Exercise brief
Work through the listing below and state how many of its lines hold the word "anos". Give no other output.

Provided data
+++

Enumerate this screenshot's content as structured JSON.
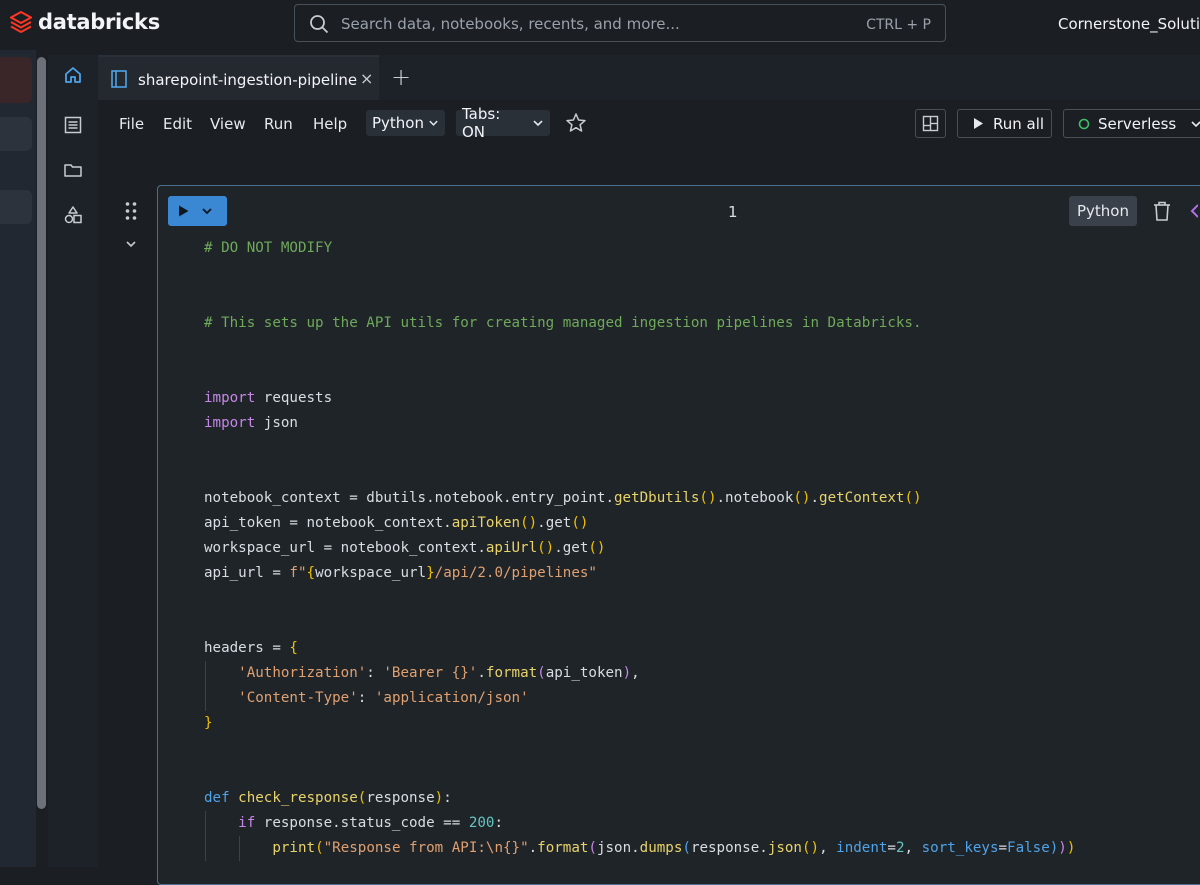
{
  "brand": {
    "name": "databricks"
  },
  "search": {
    "placeholder": "Search data, notebooks, recents, and more...",
    "shortcut": "CTRL + P"
  },
  "workspace": {
    "name": "Cornerstone_Solutio"
  },
  "tabs": [
    {
      "label": "sharepoint-ingestion-pipeline",
      "close": "×"
    }
  ],
  "new_tab": "+",
  "menu": [
    "File",
    "Edit",
    "View",
    "Run",
    "Help"
  ],
  "language_dropdown": "Python",
  "tabs_toggle": "Tabs: ON",
  "toolbar": {
    "run_all": "Run all",
    "compute": "Serverless"
  },
  "cell": {
    "number": "1",
    "language": "Python",
    "lines": [
      [
        {
          "t": "# DO NOT MODIFY",
          "c": "comment"
        }
      ],
      [],
      [],
      [
        {
          "t": "# This sets up the API utils for creating managed ingestion pipelines in Databricks.",
          "c": "comment"
        }
      ],
      [],
      [],
      [
        {
          "t": "import",
          "c": "kw"
        },
        {
          "t": " requests",
          "c": "op"
        }
      ],
      [
        {
          "t": "import",
          "c": "kw"
        },
        {
          "t": " json",
          "c": "op"
        }
      ],
      [],
      [],
      [
        {
          "t": "notebook_context = dbutils.notebook.entry_point.",
          "c": "op"
        },
        {
          "t": "getDbutils",
          "c": "fn"
        },
        {
          "t": "()",
          "c": "paren"
        },
        {
          "t": ".notebook",
          "c": "op"
        },
        {
          "t": "()",
          "c": "paren"
        },
        {
          "t": ".",
          "c": "op"
        },
        {
          "t": "getContext",
          "c": "fn"
        },
        {
          "t": "()",
          "c": "paren"
        }
      ],
      [
        {
          "t": "api_token = notebook_context.",
          "c": "op"
        },
        {
          "t": "apiToken",
          "c": "fn"
        },
        {
          "t": "()",
          "c": "paren"
        },
        {
          "t": ".get",
          "c": "op"
        },
        {
          "t": "()",
          "c": "paren"
        }
      ],
      [
        {
          "t": "workspace_url = notebook_context.",
          "c": "op"
        },
        {
          "t": "apiUrl",
          "c": "fn"
        },
        {
          "t": "()",
          "c": "paren"
        },
        {
          "t": ".get",
          "c": "op"
        },
        {
          "t": "()",
          "c": "paren"
        }
      ],
      [
        {
          "t": "api_url = ",
          "c": "op"
        },
        {
          "t": "f\"",
          "c": "str"
        },
        {
          "t": "{",
          "c": "paren"
        },
        {
          "t": "workspace_url",
          "c": "op"
        },
        {
          "t": "}",
          "c": "paren"
        },
        {
          "t": "/api/2.0/pipelines\"",
          "c": "str"
        }
      ],
      [],
      [],
      [
        {
          "t": "headers = ",
          "c": "op"
        },
        {
          "t": "{",
          "c": "paren"
        }
      ],
      [
        {
          "t": "    ",
          "c": "op",
          "g": [
            1
          ]
        },
        {
          "t": "'Authorization'",
          "c": "str"
        },
        {
          "t": ": ",
          "c": "op"
        },
        {
          "t": "'Bearer {}'",
          "c": "str"
        },
        {
          "t": ".",
          "c": "op"
        },
        {
          "t": "format",
          "c": "fn"
        },
        {
          "t": "(",
          "c": "kw"
        },
        {
          "t": "api_token",
          "c": "op"
        },
        {
          "t": ")",
          "c": "kw"
        },
        {
          "t": ",",
          "c": "op"
        }
      ],
      [
        {
          "t": "    ",
          "c": "op",
          "g": [
            1
          ]
        },
        {
          "t": "'Content-Type'",
          "c": "str"
        },
        {
          "t": ": ",
          "c": "op"
        },
        {
          "t": "'application/json'",
          "c": "str"
        }
      ],
      [
        {
          "t": "}",
          "c": "paren"
        }
      ],
      [],
      [],
      [
        {
          "t": "def",
          "c": "kw2"
        },
        {
          "t": " ",
          "c": "op"
        },
        {
          "t": "check_response",
          "c": "fn"
        },
        {
          "t": "(",
          "c": "paren"
        },
        {
          "t": "response",
          "c": "op"
        },
        {
          "t": ")",
          "c": "paren"
        },
        {
          "t": ":",
          "c": "op"
        }
      ],
      [
        {
          "t": "    ",
          "c": "op",
          "g": [
            1
          ]
        },
        {
          "t": "if",
          "c": "kw"
        },
        {
          "t": " response.status_code == ",
          "c": "op"
        },
        {
          "t": "200",
          "c": "cls"
        },
        {
          "t": ":",
          "c": "op"
        }
      ],
      [
        {
          "t": "        ",
          "c": "op",
          "g": [
            1,
            2
          ]
        },
        {
          "t": "print",
          "c": "fn"
        },
        {
          "t": "(",
          "c": "paren"
        },
        {
          "t": "\"Response from API:\\n{}\"",
          "c": "str"
        },
        {
          "t": ".",
          "c": "op"
        },
        {
          "t": "format",
          "c": "fn"
        },
        {
          "t": "(",
          "c": "kw"
        },
        {
          "t": "json.",
          "c": "op"
        },
        {
          "t": "dumps",
          "c": "fn"
        },
        {
          "t": "(",
          "c": "kw2"
        },
        {
          "t": "response.",
          "c": "op"
        },
        {
          "t": "json",
          "c": "fn"
        },
        {
          "t": "()",
          "c": "paren"
        },
        {
          "t": ", ",
          "c": "op"
        },
        {
          "t": "indent",
          "c": "kw2"
        },
        {
          "t": "=",
          "c": "op"
        },
        {
          "t": "2",
          "c": "cls"
        },
        {
          "t": ", ",
          "c": "op"
        },
        {
          "t": "sort_keys",
          "c": "kw2"
        },
        {
          "t": "=",
          "c": "op"
        },
        {
          "t": "False",
          "c": "kw2"
        },
        {
          "t": ")",
          "c": "kw2"
        },
        {
          "t": ")",
          "c": "kw"
        },
        {
          "t": ")",
          "c": "paren"
        }
      ]
    ]
  }
}
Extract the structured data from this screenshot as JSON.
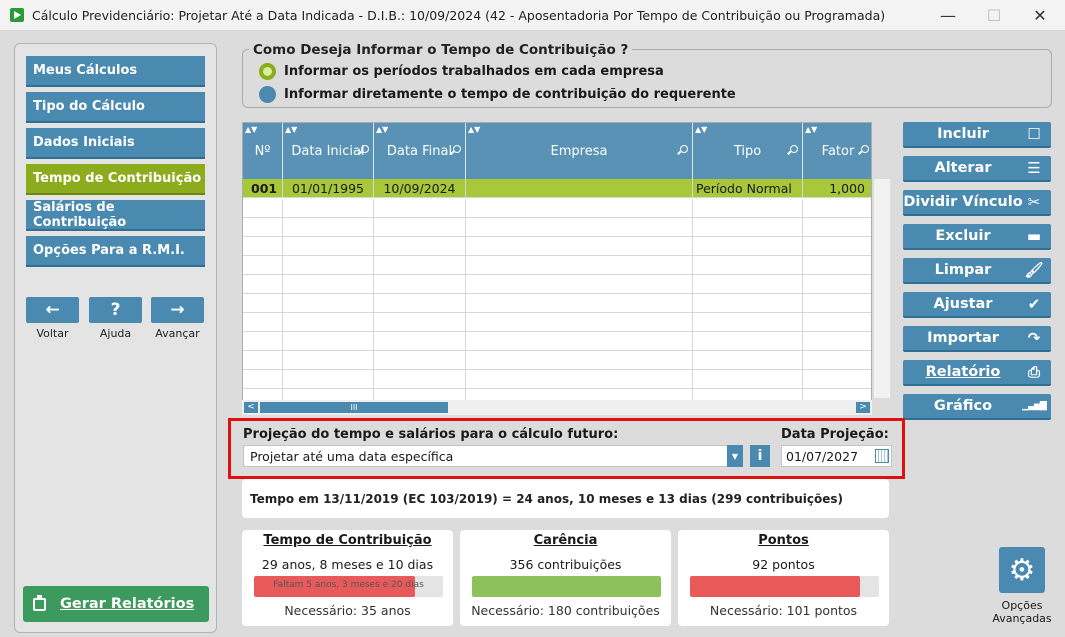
{
  "window": {
    "title": "Cálculo Previdenciário: Projetar Até a Data Indicada - D.I.B.: 10/09/2024 (42 - Aposentadoria Por Tempo de Contribuição ou Programada)",
    "minimize": "—",
    "maximize": "☐",
    "close": "✕"
  },
  "sidebar": {
    "items": [
      {
        "label": "Meus Cálculos"
      },
      {
        "label": "Tipo do Cálculo"
      },
      {
        "label": "Dados Iniciais"
      },
      {
        "label": "Tempo de Contribuição"
      },
      {
        "label": "Salários de Contribuição"
      },
      {
        "label": "Opções Para a R.M.I."
      }
    ],
    "active_index": 3,
    "nav": {
      "back_icon": "←",
      "back_label": "Voltar",
      "help_icon": "?",
      "help_label": "Ajuda",
      "next_icon": "→",
      "next_label": "Avançar"
    },
    "report_button": "Gerar Relatórios"
  },
  "radio_group": {
    "legend": "Como Deseja Informar o Tempo de Contribuição ?",
    "options": [
      {
        "label": "Informar os períodos trabalhados em cada empresa",
        "selected": true
      },
      {
        "label": "Informar diretamente o tempo de contribuição do requerente",
        "selected": false
      }
    ]
  },
  "table": {
    "columns": [
      "Nº",
      "Data Inicial",
      "Data Final",
      "Empresa",
      "Tipo",
      "Fator"
    ],
    "rows": [
      {
        "num": "001",
        "inicio": "01/01/1995",
        "fim": "10/09/2024",
        "empresa": "",
        "tipo": "Período Normal",
        "fator": "1,000"
      }
    ],
    "empty_rows": 11,
    "hscroll_thumb": "III",
    "hscroll_left": "<",
    "hscroll_right": ">"
  },
  "actions": [
    {
      "label": "Incluir",
      "icon": "square-icon",
      "glyph": "☐"
    },
    {
      "label": "Alterar",
      "icon": "list-edit-icon",
      "glyph": "☰"
    },
    {
      "label": "Dividir Vínculo",
      "icon": "scissors-icon",
      "glyph": "✂"
    },
    {
      "label": "Excluir",
      "icon": "minus-icon",
      "glyph": "▬"
    },
    {
      "label": "Limpar",
      "icon": "brush-icon",
      "glyph": "🖌"
    },
    {
      "label": "Ajustar",
      "icon": "check-icon",
      "glyph": "✔"
    },
    {
      "label": "Importar",
      "icon": "import-arrow-icon",
      "glyph": "↷"
    },
    {
      "label": "Relatório",
      "icon": "printer-icon",
      "glyph": "⎙"
    },
    {
      "label": "Gráfico",
      "icon": "bar-chart-icon",
      "glyph": "▁▃▅▇"
    }
  ],
  "projection": {
    "label": "Projeção do tempo e salários para o cálculo futuro:",
    "selected": "Projetar até uma data específica",
    "info": "i",
    "date_label": "Data Projeção:",
    "date_value": "01/07/2027"
  },
  "tempo_info": "Tempo em 13/11/2019 (EC 103/2019) = 24 anos, 10 meses e 13 dias (299 contribuições)",
  "cards": [
    {
      "title": "Tempo de Contribuição",
      "value": "29 anos, 8 meses e 10 dias",
      "bar_text": "Faltam 5 anos, 3 meses e 20 dias",
      "progress": 0.85,
      "color": "#e85a5a",
      "required": "Necessário: 35 anos"
    },
    {
      "title": "Carência",
      "value": "356 contribuições",
      "bar_text": "",
      "progress": 1.0,
      "color": "#8dc15a",
      "required": "Necessário: 180 contribuições"
    },
    {
      "title": "Pontos",
      "value": "92 pontos",
      "bar_text": "",
      "progress": 0.9,
      "color": "#e85a5a",
      "required": "Necessário: 101 pontos"
    }
  ],
  "advanced": {
    "label_line1": "Opções",
    "label_line2": "Avançadas",
    "icon": "gears-icon"
  },
  "colors": {
    "accent": "#4a8ab0",
    "active": "#8cac1e",
    "highlight": "#e01010",
    "selected_row": "#a8c83a"
  }
}
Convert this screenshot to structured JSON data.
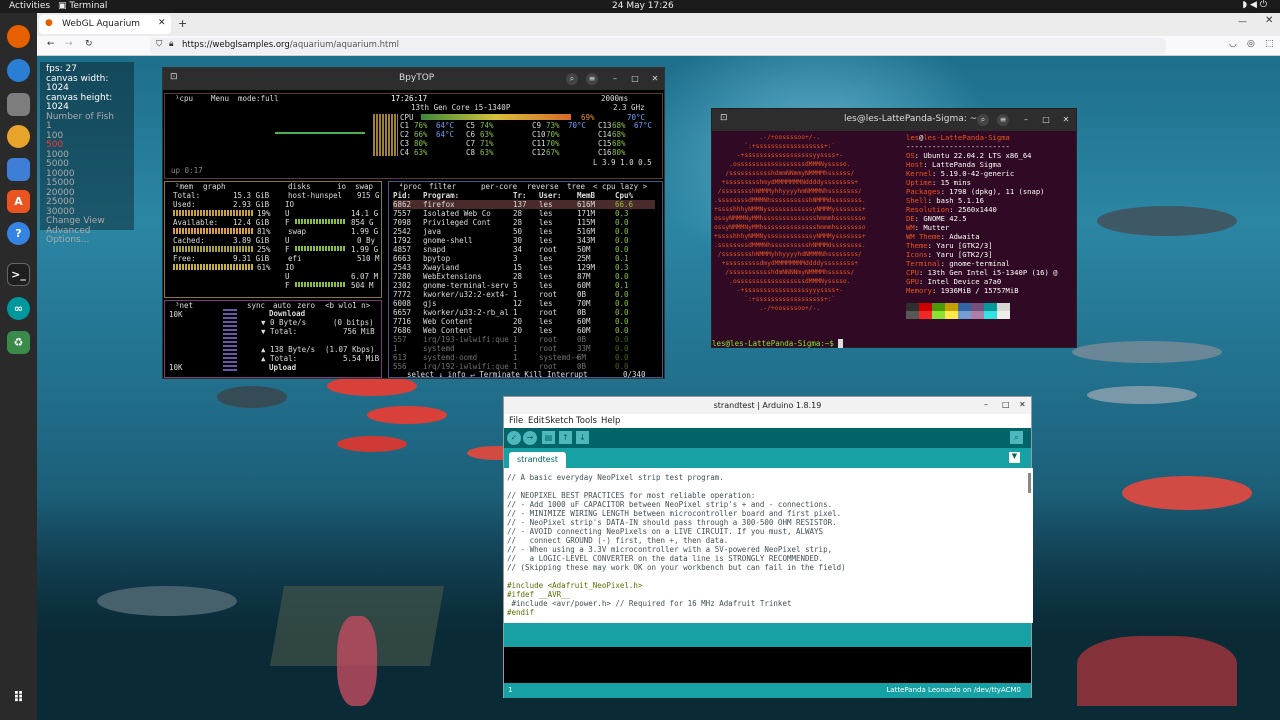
{
  "topbar": {
    "activities": "Activities",
    "app": "Terminal",
    "clock": "24 May  17:26"
  },
  "browser": {
    "tab_title": "WebGL Aquarium",
    "url_host": "https://webglsamples.org",
    "url_path": "/aquarium/aquarium.html"
  },
  "stats": {
    "fps": "fps: 27",
    "width": "canvas width: 1024",
    "height": "canvas height: 1024",
    "label": "Number of Fish",
    "options": [
      "1",
      "100",
      "500",
      "1000",
      "5000",
      "10000",
      "15000",
      "20000",
      "25000",
      "30000"
    ],
    "selected": "500",
    "extra": [
      "Change View",
      "Advanced",
      "Options..."
    ]
  },
  "btop": {
    "title": "BpyTOP",
    "cpu_label": "¹cpu",
    "menu": "Menu",
    "mode": "mode:full",
    "time": "17:26:17",
    "interval": "2000ms",
    "cpu_name": "13th Gen Core i5-1340P",
    "ghz": "2.3 GHz",
    "cpu_total": "CPU",
    "cpu_pct": "69%",
    "cpu_temp": "70°C",
    "cores": [
      {
        "c": "C1",
        "p": "76%",
        "t": "64°C"
      },
      {
        "c": "C2",
        "p": "66%",
        "t": "64°C"
      },
      {
        "c": "C3",
        "p": "80%",
        "t": ""
      },
      {
        "c": "C4",
        "p": "63%",
        "t": ""
      },
      {
        "c": "C5",
        "p": "74%",
        "t": ""
      },
      {
        "c": "C6",
        "p": "63%",
        "t": ""
      },
      {
        "c": "C7",
        "p": "71%",
        "t": ""
      },
      {
        "c": "C8",
        "p": "63%",
        "t": ""
      },
      {
        "c": "C9",
        "p": "73%",
        "t": "70°C"
      },
      {
        "c": "C10",
        "p": "70%",
        "t": ""
      },
      {
        "c": "C11",
        "p": "70%",
        "t": ""
      },
      {
        "c": "C12",
        "p": "67%",
        "t": ""
      },
      {
        "c": "C13",
        "p": "68%",
        "t": "67°C"
      },
      {
        "c": "C14",
        "p": "68%",
        "t": ""
      },
      {
        "c": "C15",
        "p": "68%",
        "t": ""
      },
      {
        "c": "C16",
        "p": "80%",
        "t": ""
      }
    ],
    "load": "L 3.9 1.0 0.5",
    "uptime": "up 0:17",
    "mem": {
      "hdr": "²mem",
      "graph": "graph",
      "total_l": "Total:",
      "total": "15.3 GiB",
      "used_l": "Used:",
      "used": "2.93 GiB",
      "used_p": "19%",
      "avail_l": "Available:",
      "avail": "12.4 GiB",
      "avail_p": "81%",
      "cached_l": "Cached:",
      "cached": "3.89 GiB",
      "cached_p": "25%",
      "free_l": "Free:",
      "free": "9.31 GiB",
      "free_p": "61%"
    },
    "disks": {
      "hdr": "disks",
      "io": "io",
      "swap": "swap",
      "d1": "host-hunspel",
      "d1v": "915 G",
      "d1a": "IO",
      "d1u": "U",
      "d1uv": "14.1 G",
      "d1f": "F",
      "d1fv": "854 G",
      "d2": "swap",
      "d2uv": "1.99 G",
      "d2u": "U",
      "d2f": "F",
      "d2uv2": "0 By",
      "d2fv": "1.99 G",
      "d3": "efi",
      "d3v": "510 M",
      "d3io": "IO",
      "d3u": "U",
      "d3uv": "6.07 M",
      "d3f": "F",
      "d3fv": "504 M"
    },
    "proc": {
      "hdr": "⁴proc",
      "filter": "filter",
      "percore": "per-core",
      "reverse": "reverse",
      "tree": "tree",
      "sort": "< cpu lazy >",
      "cols": [
        "Pid:",
        "Program:",
        "Tr:",
        "User:",
        "MemB",
        "Cpu%"
      ],
      "rows": [
        [
          "6862",
          "firefox",
          "137",
          "les",
          "616M",
          "66.6"
        ],
        [
          "7557",
          "Isolated Web Co",
          "28",
          "les",
          "171M",
          "0.3"
        ],
        [
          "7098",
          "Privileged Cont",
          "28",
          "les",
          "115M",
          "0.0"
        ],
        [
          "2542",
          "java",
          "50",
          "les",
          "516M",
          "0.0"
        ],
        [
          "1792",
          "gnome-shell",
          "30",
          "les",
          "343M",
          "0.0"
        ],
        [
          "4857",
          "snapd",
          "34",
          "root",
          "50M",
          "0.0"
        ],
        [
          "6663",
          "bpytop",
          "3",
          "les",
          "25M",
          "0.1"
        ],
        [
          "2543",
          "Xwayland",
          "15",
          "les",
          "129M",
          "0.3"
        ],
        [
          "7280",
          "WebExtensions",
          "28",
          "les",
          "87M",
          "0.0"
        ],
        [
          "2302",
          "gnome-terminal-serv",
          "5",
          "les",
          "60M",
          "0.1"
        ],
        [
          "7772",
          "kworker/u32:2-ext4-",
          "1",
          "root",
          "0B",
          "0.0"
        ],
        [
          "6008",
          "gjs",
          "12",
          "les",
          "70M",
          "0.0"
        ],
        [
          "6657",
          "kworker/u33:2-rb_al",
          "1",
          "root",
          "0B",
          "0.0"
        ],
        [
          "7716",
          "Web Content",
          "20",
          "les",
          "60M",
          "0.0"
        ],
        [
          "7686",
          "Web Content",
          "20",
          "les",
          "60M",
          "0.0"
        ],
        [
          "557",
          "irq/193-iwlwifi:que",
          "1",
          "root",
          "0B",
          "0.0"
        ],
        [
          "1",
          "systemd",
          "1",
          "root",
          "33M",
          "0.0"
        ],
        [
          "613",
          "systemd-oomd",
          "1",
          "systemd-+",
          "6M",
          "0.0"
        ],
        [
          "556",
          "irq/192-iwlwifi:que",
          "1",
          "root",
          "0B",
          "0.0"
        ]
      ],
      "foot": "select ↓ info ↵ Terminate Kill Interrupt",
      "count": "0/340"
    },
    "net": {
      "hdr": "³net",
      "sync": "sync",
      "auto": "auto",
      "zero": "zero",
      "iface": "<b wlo1 n>",
      "k1": "10K",
      "k2": "10K",
      "dl": "Download",
      "dl_rate": "0 Byte/s",
      "dl_bits": "(0 bitps)",
      "dl_total_l": "Total:",
      "dl_total": "756 MiB",
      "ul_rate": "138 Byte/s",
      "ul_bits": "(1.07 Kbps)",
      "ul_total_l": "Total:",
      "ul_total": "5.54 MiB",
      "ul": "Upload"
    }
  },
  "neofetch": {
    "title": "les@les-LattePanda-Sigma: ~",
    "user": "les",
    "at": "@",
    "host": "les-LattePanda-Sigma",
    "sep": "------------------------",
    "info": [
      [
        "OS",
        "Ubuntu 22.04.2 LTS x86_64"
      ],
      [
        "Host",
        "LattePanda Sigma"
      ],
      [
        "Kernel",
        "5.19.0-42-generic"
      ],
      [
        "Uptime",
        "15 mins"
      ],
      [
        "Packages",
        "1798 (dpkg), 11 (snap)"
      ],
      [
        "Shell",
        "bash 5.1.16"
      ],
      [
        "Resolution",
        "2560x1440"
      ],
      [
        "DE",
        "GNOME 42.5"
      ],
      [
        "WM",
        "Mutter"
      ],
      [
        "WM Theme",
        "Adwaita"
      ],
      [
        "Theme",
        "Yaru [GTK2/3]"
      ],
      [
        "Icons",
        "Yaru [GTK2/3]"
      ],
      [
        "Terminal",
        "gnome-terminal"
      ],
      [
        "CPU",
        "13th Gen Intel i5-1340P (16) @"
      ],
      [
        "GPU",
        "Intel Device a7a0"
      ],
      [
        "Memory",
        "1936MiB / 15757MiB"
      ]
    ],
    "logo": [
      "            .-/+oossssoo+/-.",
      "        `:+ssssssssssssssssss+:`",
      "      -+ssssssssssssssssssyyssss+-",
      "    .ossssssssssssssssssdMMMNysssso.",
      "   /ssssssssssshdmmNNmmyNMMMMhssssss/",
      "  +ssssssssshmydMMMMMMMNddddyssssssss+",
      " /sssssssshNMMMyhhyyyyhmNMMMNhssssssss/",
      ".ssssssssdMMMNhsssssssssshNMMMdssssssss.",
      "+sssshhhyNMMNyssssssssssssyNMMMysssssss+",
      "ossyNMMMNyMMhsssssssssssssshmmmhssssssso",
      "ossyNMMMNyMMhsssssssssssssshmmmhssssssso",
      "+sssshhhyNMMNyssssssssssssyNMMMysssssss+",
      ".ssssssssdMMMNhsssssssssshNMMMdssssssss.",
      " /sssssssshNMMMyhhyyyyhdNMMMNhssssssss/",
      "  +sssssssssdmydMMMMMMMMddddyssssssss+",
      "   /ssssssssssshdmNNNNmyNMMMMhssssss/",
      "    .ossssssssssssssssssdMMMNysssso.",
      "      -+sssssssssssssssssyyyssss+-",
      "        `:+ssssssssssssssssss+:`",
      "            .-/+oossssoo+/-."
    ],
    "prompt": "les@les-LattePanda-Sigma:~$ ",
    "palette": [
      "#2e2e2e",
      "#cc0000",
      "#4e9a06",
      "#c4a000",
      "#3465a4",
      "#75507b",
      "#06989a",
      "#d3d7cf",
      "#555753",
      "#ef2929",
      "#8ae234",
      "#fce94f",
      "#729fcf",
      "#ad7fa8",
      "#34e2e2",
      "#eeeeec"
    ]
  },
  "arduino": {
    "title": "strandtest | Arduino 1.8.19",
    "menus": [
      "File",
      "Edit",
      "Sketch",
      "Tools",
      "Help"
    ],
    "tab": "strandtest",
    "code": [
      "// A basic everyday NeoPixel strip test program.",
      "",
      "// NEOPIXEL BEST PRACTICES for most reliable operation:",
      "// - Add 1000 uF CAPACITOR between NeoPixel strip's + and - connections.",
      "// - MINIMIZE WIRING LENGTH between microcontroller board and first pixel.",
      "// - NeoPixel strip's DATA-IN should pass through a 300-500 OHM RESISTOR.",
      "// - AVOID connecting NeoPixels on a LIVE CIRCUIT. If you must, ALWAYS",
      "//   connect GROUND (-) first, then +, then data.",
      "// - When using a 3.3V microcontroller with a 5V-powered NeoPixel strip,",
      "//   a LOGIC-LEVEL CONVERTER on the data line is STRONGLY RECOMMENDED.",
      "// (Skipping these may work OK on your workbench but can fail in the field)",
      "",
      "#include <Adafruit_NeoPixel.h>",
      "#ifdef __AVR__",
      " #include <avr/power.h> // Required for 16 MHz Adafruit Trinket",
      "#endif"
    ],
    "line": "1",
    "board": "LattePanda Leonardo on /dev/ttyACM0"
  }
}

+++

Solved problem
4